Assignment
An identical copy of the records below is the expected result.

-- Opening Marker --

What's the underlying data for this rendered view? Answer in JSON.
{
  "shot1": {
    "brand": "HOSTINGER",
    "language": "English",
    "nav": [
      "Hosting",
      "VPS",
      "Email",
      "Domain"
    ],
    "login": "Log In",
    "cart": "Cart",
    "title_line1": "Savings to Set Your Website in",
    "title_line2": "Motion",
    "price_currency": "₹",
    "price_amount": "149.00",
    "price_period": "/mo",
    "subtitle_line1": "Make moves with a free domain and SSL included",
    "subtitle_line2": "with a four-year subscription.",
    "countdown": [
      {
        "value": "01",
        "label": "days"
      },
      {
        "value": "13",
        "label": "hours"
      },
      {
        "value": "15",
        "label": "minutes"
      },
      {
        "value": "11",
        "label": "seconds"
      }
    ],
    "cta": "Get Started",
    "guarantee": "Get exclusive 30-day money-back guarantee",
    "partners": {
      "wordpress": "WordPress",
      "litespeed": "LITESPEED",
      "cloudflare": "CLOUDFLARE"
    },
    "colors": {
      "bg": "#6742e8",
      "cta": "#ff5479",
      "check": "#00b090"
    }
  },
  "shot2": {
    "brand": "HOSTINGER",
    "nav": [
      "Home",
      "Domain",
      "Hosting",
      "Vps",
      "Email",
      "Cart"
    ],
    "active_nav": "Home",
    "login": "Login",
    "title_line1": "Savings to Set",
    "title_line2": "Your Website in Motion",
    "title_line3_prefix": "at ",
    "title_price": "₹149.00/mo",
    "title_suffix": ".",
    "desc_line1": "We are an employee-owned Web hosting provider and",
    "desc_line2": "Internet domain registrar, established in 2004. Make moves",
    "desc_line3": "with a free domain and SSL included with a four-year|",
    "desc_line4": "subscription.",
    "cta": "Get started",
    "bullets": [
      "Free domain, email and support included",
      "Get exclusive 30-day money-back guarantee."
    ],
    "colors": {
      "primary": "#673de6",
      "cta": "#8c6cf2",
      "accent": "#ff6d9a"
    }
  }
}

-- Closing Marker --

Reply to the task
What's the underlying data for this rendered view? Answer in JSON.
{
  "shot1": {
    "brand": "HOSTINGER",
    "language": "English",
    "nav": [
      "Hosting",
      "VPS",
      "Email",
      "Domain"
    ],
    "login": "Log In",
    "cart": "Cart",
    "title_line1": "Savings to Set Your Website in",
    "title_line2": "Motion",
    "price_currency": "₹",
    "price_amount": "149.00",
    "price_period": "/mo",
    "subtitle_line1": "Make moves with a free domain and SSL included",
    "subtitle_line2": "with a four-year subscription.",
    "countdown": [
      {
        "value": "01",
        "label": "days"
      },
      {
        "value": "13",
        "label": "hours"
      },
      {
        "value": "15",
        "label": "minutes"
      },
      {
        "value": "11",
        "label": "seconds"
      }
    ],
    "cta": "Get Started",
    "guarantee": "Get exclusive 30-day money-back guarantee",
    "partners": {
      "wordpress": "WordPress",
      "litespeed": "LITESPEED",
      "cloudflare": "CLOUDFLARE"
    },
    "colors": {
      "bg": "#6742e8",
      "cta": "#ff5479",
      "check": "#00b090"
    }
  },
  "shot2": {
    "brand": "HOSTINGER",
    "nav": [
      "Home",
      "Domain",
      "Hosting",
      "Vps",
      "Email",
      "Cart"
    ],
    "active_nav": "Home",
    "login": "Login",
    "title_line1": "Savings to Set",
    "title_line2": "Your Website in Motion",
    "title_line3_prefix": "at ",
    "title_price": "₹149.00/mo",
    "title_suffix": ".",
    "desc_line1": "We are an employee-owned Web hosting provider and",
    "desc_line2": "Internet domain registrar, established in 2004. Make moves",
    "desc_line3": "with a free domain and SSL included with a four-year|",
    "desc_line4": "subscription.",
    "cta": "Get started",
    "bullets": [
      "Free domain, email and support included",
      "Get exclusive 30-day money-back guarantee."
    ],
    "colors": {
      "primary": "#673de6",
      "cta": "#8c6cf2",
      "accent": "#ff6d9a"
    }
  }
}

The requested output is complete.